Almost two-thirds of adults under age 30 currently have no credit cards at all, according to a new survey sponsored by Bankrate.com.
While only 35 percent of adults age 30 and older have no credit cards, 63 percent of under-30 Millennials have none, 23 percent have one and 8 percent have two or more credit cards. Some of those surveyed specifically said they preferred to use debit cards.
The survey also found that among under-30 credit-card users, only 40 percent pay their balances in full every month, compared with 53 percent for adults 30 and older.
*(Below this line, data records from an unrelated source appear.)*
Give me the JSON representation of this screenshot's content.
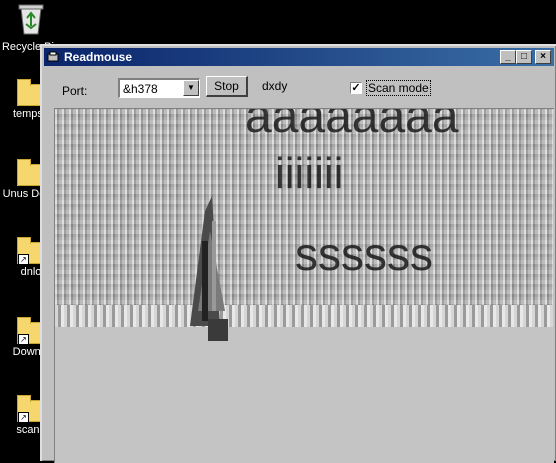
{
  "desktop": {
    "icons": [
      {
        "name": "recycle-bin-icon",
        "label": "Recycle Bin",
        "kind": "recycle"
      },
      {
        "name": "folder-icon",
        "label": "tempse",
        "kind": "folder"
      },
      {
        "name": "folder-icon",
        "label": "Unus Deskt",
        "kind": "folder"
      },
      {
        "name": "shortcut-folder-icon",
        "label": "dnlo",
        "kind": "shortcut"
      },
      {
        "name": "shortcut-folder-icon",
        "label": "Downlo",
        "kind": "shortcut"
      },
      {
        "name": "shortcut-folder-icon",
        "label": "scann",
        "kind": "shortcut"
      }
    ]
  },
  "window": {
    "title": "Readmouse",
    "controls": {
      "minimize": "_",
      "maximize": "□",
      "close": "×"
    },
    "port_label": "Port:",
    "port_value": "&h378",
    "stop_label": "Stop",
    "dxdy_label": "dxdy",
    "scan_mode_label": "Scan mode",
    "scan_mode_checked": true
  },
  "colors": {
    "titlebar_start": "#0a246a",
    "titlebar_end": "#3a6ea5",
    "window_face": "#c0c0c0",
    "desktop": "#000000"
  }
}
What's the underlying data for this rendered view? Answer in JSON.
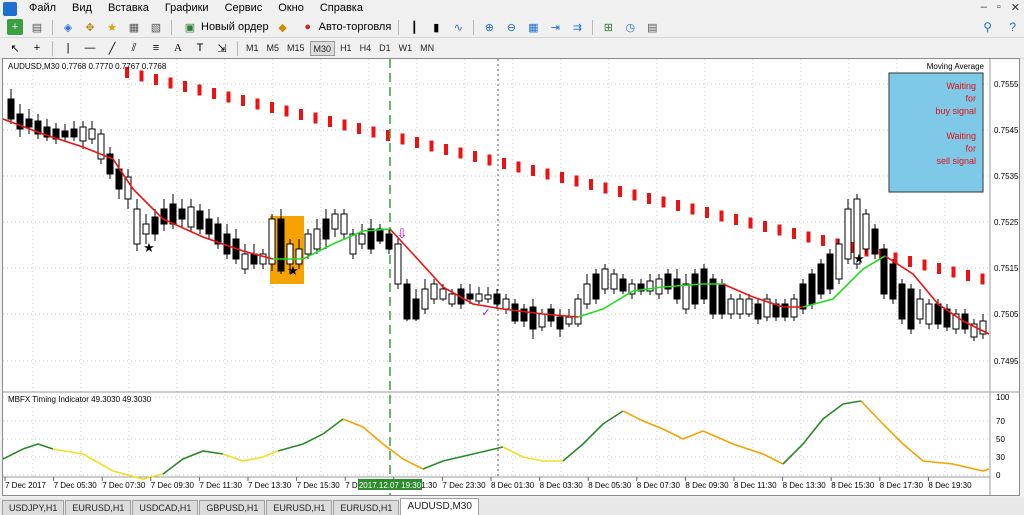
{
  "menu": {
    "items": [
      "Файл",
      "Вид",
      "Вставка",
      "Графики",
      "Сервис",
      "Окно",
      "Справка"
    ]
  },
  "toolbar": {
    "new_order": "Новый ордер",
    "autotrading": "Авто-торговля"
  },
  "timeframes": [
    "M1",
    "M5",
    "M15",
    "M30",
    "H1",
    "H4",
    "D1",
    "W1",
    "MN"
  ],
  "active_timeframe": "M30",
  "chart": {
    "title": "AUDUSD,M30  0.7768 0.7770 0.7767 0.7768",
    "indicator_name": "Moving Average",
    "subwindow_title": "MBFX Timing Indicator 49.3030 49.3030",
    "signal_box": [
      "Waiting",
      "for",
      "buy signal",
      "",
      "Waiting",
      "for",
      "sell signal"
    ],
    "price_labels": [
      "0.7555",
      "0.7545",
      "0.7535",
      "0.7525",
      "0.7515",
      "0.7505",
      "0.7495"
    ],
    "osc_labels": [
      "100",
      "70",
      "50",
      "30",
      "0"
    ],
    "time_labels": [
      "7 Dec 2017",
      "7 Dec 05:30",
      "7 Dec 07:30",
      "7 Dec 09:30",
      "7 Dec 11:30",
      "7 Dec 13:30",
      "7 Dec 15:30",
      "7 Dec",
      "7 Dec 21:30",
      "7 Dec 23:30",
      "8 Dec 01:30",
      "8 Dec 03:30",
      "8 Dec 05:30",
      "8 Dec 07:30",
      "8 Dec 09:30",
      "8 Dec 11:30",
      "8 Dec 13:30",
      "8 Dec 15:30",
      "8 Dec 17:30",
      "8 Dec 19:30"
    ],
    "time_highlight": "2017.12.07 19:30",
    "colors": {
      "up_line": "#22dd22",
      "down_line": "#ee1111",
      "dots": "#ee1111",
      "signal_bg": "#7ec8e8",
      "signal_text": "#e81010",
      "highlight": "#f5a300",
      "vline": "#3a9d3a",
      "osc_green": "#2a8a2a",
      "osc_yellow": "#f0e020",
      "osc_orange": "#f5a300"
    }
  },
  "tabs": [
    "USDJPY,H1",
    "EURUSD,H1",
    "USDCAD,H1",
    "GBPUSD,H1",
    "EURUSD,H1",
    "EURUSD,H1",
    "AUDUSD,M30"
  ],
  "active_tab": "AUDUSD,M30"
}
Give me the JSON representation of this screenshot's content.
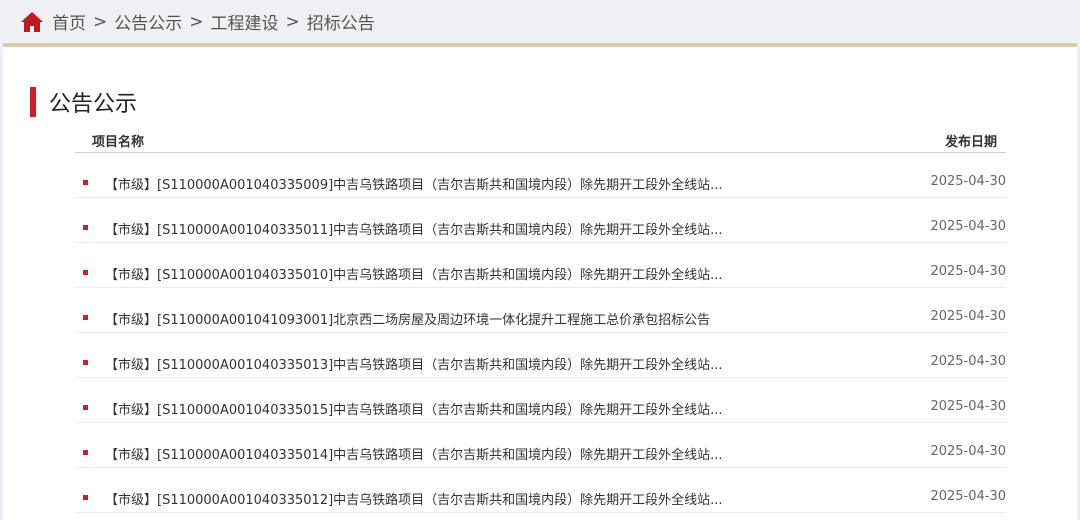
{
  "breadcrumb": {
    "home_icon": "home-icon",
    "items": [
      "首页",
      "公告公示",
      "工程建设",
      "招标公告"
    ],
    "separator": ">"
  },
  "section": {
    "title": "公告公示"
  },
  "table": {
    "headers": {
      "name": "项目名称",
      "date": "发布日期"
    },
    "rows": [
      {
        "title": "【市级】[S110000A001040335009]中吉乌铁路项目（吉尔吉斯共和国境内段）除先期开工段外全线站...",
        "date": "2025-04-30"
      },
      {
        "title": "【市级】[S110000A001040335011]中吉乌铁路项目（吉尔吉斯共和国境内段）除先期开工段外全线站...",
        "date": "2025-04-30"
      },
      {
        "title": "【市级】[S110000A001040335010]中吉乌铁路项目（吉尔吉斯共和国境内段）除先期开工段外全线站...",
        "date": "2025-04-30"
      },
      {
        "title": "【市级】[S110000A001041093001]北京西二场房屋及周边环境一体化提升工程施工总价承包招标公告",
        "date": "2025-04-30"
      },
      {
        "title": "【市级】[S110000A001040335013]中吉乌铁路项目（吉尔吉斯共和国境内段）除先期开工段外全线站...",
        "date": "2025-04-30"
      },
      {
        "title": "【市级】[S110000A001040335015]中吉乌铁路项目（吉尔吉斯共和国境内段）除先期开工段外全线站...",
        "date": "2025-04-30"
      },
      {
        "title": "【市级】[S110000A001040335014]中吉乌铁路项目（吉尔吉斯共和国境内段）除先期开工段外全线站...",
        "date": "2025-04-30"
      },
      {
        "title": "【市级】[S110000A001040335012]中吉乌铁路项目（吉尔吉斯共和国境内段）除先期开工段外全线站...",
        "date": "2025-04-30"
      }
    ]
  },
  "colors": {
    "accent": "#cc1f27",
    "divider": "#dcc9a6"
  }
}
And according to the survey report, 3 percent of the credit-card using Millennials "admit to often missing payments completely."
The survey was conducted by Princeton Survey Research Associates in July and August 2014 and had a 3.3 percent margin of error.
While under-30 Americans are the most likely to avoid credit cards, recent polls that other age groups have also cut back on credit-card use since the start of the recession. It's also more difficult for those under 21 to get credit cards because of the Credit Card Accountability, Responsibility and Disclosure Act of 2009, and many Millennials are struggling with student loans that make them more wary of debt, a Bankrate analyst said.